(The above photo was taken at night in artificial light – the fabric colour is more accurate in the other outdoor photos).  The collar can be worn up or folded back.  The rest of my family liked it down. I like it best up.

Style Arc Toni Designer dress in Thai cotton double gauze

There is a centre back seam that contributes to the shaping of the dress. The sleeves are cut on and are just turned to the inside and narrow hemmed. The dress hem is a narrow machine stitched hem as well. Simple.

Style Arc Toni Designer dress in Thai cotton double gauze

Style Arc describe this pattern as follows: The simplicity of this pattern is the key to this designer dress. The wide side drape falls softly into the narrow hemline. You will love the flattering collar that sits high on the neck and continues into the front “V” insert panel. This is such a comfortable, easy dress to wear with a designer look.
If you would like to shorten this dress, please see this tutorial – Shortening Designer Toni Dress“.

Now, I did follow the tutorial and I did shorten the dress. I sewed size 12, but took a total of four inches from the length by folding two inches out at each of the shorten/lengthen lines. I am 158cm tall. That was the only alteration I made.

Style Arc Toni Designer dress in Thai cotton double gauze

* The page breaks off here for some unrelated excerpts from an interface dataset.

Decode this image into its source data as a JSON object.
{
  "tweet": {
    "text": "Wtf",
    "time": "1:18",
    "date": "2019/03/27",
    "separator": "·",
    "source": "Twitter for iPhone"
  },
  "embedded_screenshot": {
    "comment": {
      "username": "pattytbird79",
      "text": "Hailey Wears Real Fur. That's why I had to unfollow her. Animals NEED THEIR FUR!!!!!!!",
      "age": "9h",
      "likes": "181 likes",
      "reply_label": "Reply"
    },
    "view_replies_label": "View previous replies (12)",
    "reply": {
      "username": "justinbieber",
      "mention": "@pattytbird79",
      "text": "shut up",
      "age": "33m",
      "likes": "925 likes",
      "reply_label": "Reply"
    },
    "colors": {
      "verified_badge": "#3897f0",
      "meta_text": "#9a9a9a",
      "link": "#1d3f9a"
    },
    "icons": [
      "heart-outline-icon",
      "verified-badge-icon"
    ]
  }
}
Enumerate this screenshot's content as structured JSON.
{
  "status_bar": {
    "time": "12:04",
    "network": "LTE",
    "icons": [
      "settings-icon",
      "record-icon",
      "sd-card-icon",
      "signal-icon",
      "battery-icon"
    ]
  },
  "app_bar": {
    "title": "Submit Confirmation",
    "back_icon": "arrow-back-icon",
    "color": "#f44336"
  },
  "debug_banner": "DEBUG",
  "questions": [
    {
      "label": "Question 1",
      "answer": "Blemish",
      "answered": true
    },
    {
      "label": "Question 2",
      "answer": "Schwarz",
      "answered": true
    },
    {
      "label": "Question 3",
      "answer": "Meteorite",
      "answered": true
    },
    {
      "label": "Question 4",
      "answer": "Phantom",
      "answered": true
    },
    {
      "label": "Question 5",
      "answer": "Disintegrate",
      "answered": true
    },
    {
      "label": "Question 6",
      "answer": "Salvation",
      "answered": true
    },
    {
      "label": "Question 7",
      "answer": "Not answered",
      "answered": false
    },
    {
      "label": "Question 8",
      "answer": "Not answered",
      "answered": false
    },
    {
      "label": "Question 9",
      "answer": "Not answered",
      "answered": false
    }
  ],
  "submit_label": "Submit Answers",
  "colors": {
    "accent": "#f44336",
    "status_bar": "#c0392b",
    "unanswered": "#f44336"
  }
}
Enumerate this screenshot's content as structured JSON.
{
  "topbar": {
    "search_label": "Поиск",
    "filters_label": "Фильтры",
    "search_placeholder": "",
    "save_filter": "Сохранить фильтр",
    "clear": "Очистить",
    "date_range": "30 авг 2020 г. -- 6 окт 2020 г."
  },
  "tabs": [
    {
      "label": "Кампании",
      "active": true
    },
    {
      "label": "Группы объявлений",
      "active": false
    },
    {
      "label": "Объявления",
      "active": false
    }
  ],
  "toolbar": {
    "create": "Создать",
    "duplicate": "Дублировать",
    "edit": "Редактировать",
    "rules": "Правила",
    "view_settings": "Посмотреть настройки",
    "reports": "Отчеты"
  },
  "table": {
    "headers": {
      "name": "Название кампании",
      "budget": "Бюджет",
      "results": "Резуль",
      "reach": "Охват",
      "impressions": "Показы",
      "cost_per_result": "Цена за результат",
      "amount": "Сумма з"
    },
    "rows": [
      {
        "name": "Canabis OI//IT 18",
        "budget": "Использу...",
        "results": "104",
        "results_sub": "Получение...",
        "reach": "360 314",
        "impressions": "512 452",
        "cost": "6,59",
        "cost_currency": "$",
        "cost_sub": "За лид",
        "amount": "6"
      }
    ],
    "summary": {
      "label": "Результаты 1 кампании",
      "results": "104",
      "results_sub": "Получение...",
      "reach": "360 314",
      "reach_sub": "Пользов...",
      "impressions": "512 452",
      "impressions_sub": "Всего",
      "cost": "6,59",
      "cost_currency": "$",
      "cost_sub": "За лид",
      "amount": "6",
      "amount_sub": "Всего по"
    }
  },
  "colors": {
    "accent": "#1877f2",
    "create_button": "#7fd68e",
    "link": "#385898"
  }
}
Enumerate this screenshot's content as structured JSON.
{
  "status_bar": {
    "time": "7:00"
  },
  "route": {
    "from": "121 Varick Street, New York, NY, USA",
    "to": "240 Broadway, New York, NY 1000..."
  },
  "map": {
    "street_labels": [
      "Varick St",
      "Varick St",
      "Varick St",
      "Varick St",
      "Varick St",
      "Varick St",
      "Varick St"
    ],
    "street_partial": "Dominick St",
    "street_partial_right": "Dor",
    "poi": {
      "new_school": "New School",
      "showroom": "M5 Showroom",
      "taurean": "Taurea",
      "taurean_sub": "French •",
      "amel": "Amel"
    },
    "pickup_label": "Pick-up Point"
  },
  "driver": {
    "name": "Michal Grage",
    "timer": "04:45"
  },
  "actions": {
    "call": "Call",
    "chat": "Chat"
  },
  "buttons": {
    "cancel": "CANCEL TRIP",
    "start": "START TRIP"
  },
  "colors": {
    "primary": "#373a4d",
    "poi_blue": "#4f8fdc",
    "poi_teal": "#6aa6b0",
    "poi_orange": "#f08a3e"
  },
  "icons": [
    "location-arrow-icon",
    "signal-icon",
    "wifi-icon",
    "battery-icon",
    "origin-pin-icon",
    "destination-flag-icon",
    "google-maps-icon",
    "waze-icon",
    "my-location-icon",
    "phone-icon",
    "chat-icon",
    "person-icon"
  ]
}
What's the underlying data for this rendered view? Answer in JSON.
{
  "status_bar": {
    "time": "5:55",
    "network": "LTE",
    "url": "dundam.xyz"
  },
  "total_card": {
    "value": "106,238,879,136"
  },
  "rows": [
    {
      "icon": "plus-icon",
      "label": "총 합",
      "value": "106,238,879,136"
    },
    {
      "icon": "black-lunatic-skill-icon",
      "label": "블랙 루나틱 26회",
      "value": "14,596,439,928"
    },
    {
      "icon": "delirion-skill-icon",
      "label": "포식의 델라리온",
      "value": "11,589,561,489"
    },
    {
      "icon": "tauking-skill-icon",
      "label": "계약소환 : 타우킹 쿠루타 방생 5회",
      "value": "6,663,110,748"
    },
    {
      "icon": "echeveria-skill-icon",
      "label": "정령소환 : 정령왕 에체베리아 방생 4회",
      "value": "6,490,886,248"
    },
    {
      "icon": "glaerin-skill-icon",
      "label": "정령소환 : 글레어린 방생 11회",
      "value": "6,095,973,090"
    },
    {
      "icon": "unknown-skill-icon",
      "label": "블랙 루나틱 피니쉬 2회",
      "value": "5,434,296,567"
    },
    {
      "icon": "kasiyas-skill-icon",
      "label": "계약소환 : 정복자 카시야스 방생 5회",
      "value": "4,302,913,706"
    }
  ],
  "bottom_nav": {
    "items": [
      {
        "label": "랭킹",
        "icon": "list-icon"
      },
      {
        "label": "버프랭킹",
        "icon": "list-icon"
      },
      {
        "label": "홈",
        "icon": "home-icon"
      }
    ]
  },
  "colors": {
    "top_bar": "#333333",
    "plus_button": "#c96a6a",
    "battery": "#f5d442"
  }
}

This is incredibly soft fabric. It took me some time to decide which side to use as the “right” side, as the square colour way is reversed on the other. I also tossed up using both sides of the fabric in different parts of the dress, but eventually decided to keep things simple and in one colourway.  I am definitely going to make this dress again.  The fabric – a rusty orange crepe knit – has already been chosen!

Style Arc Toni Designer dress in Thai cotton double gauze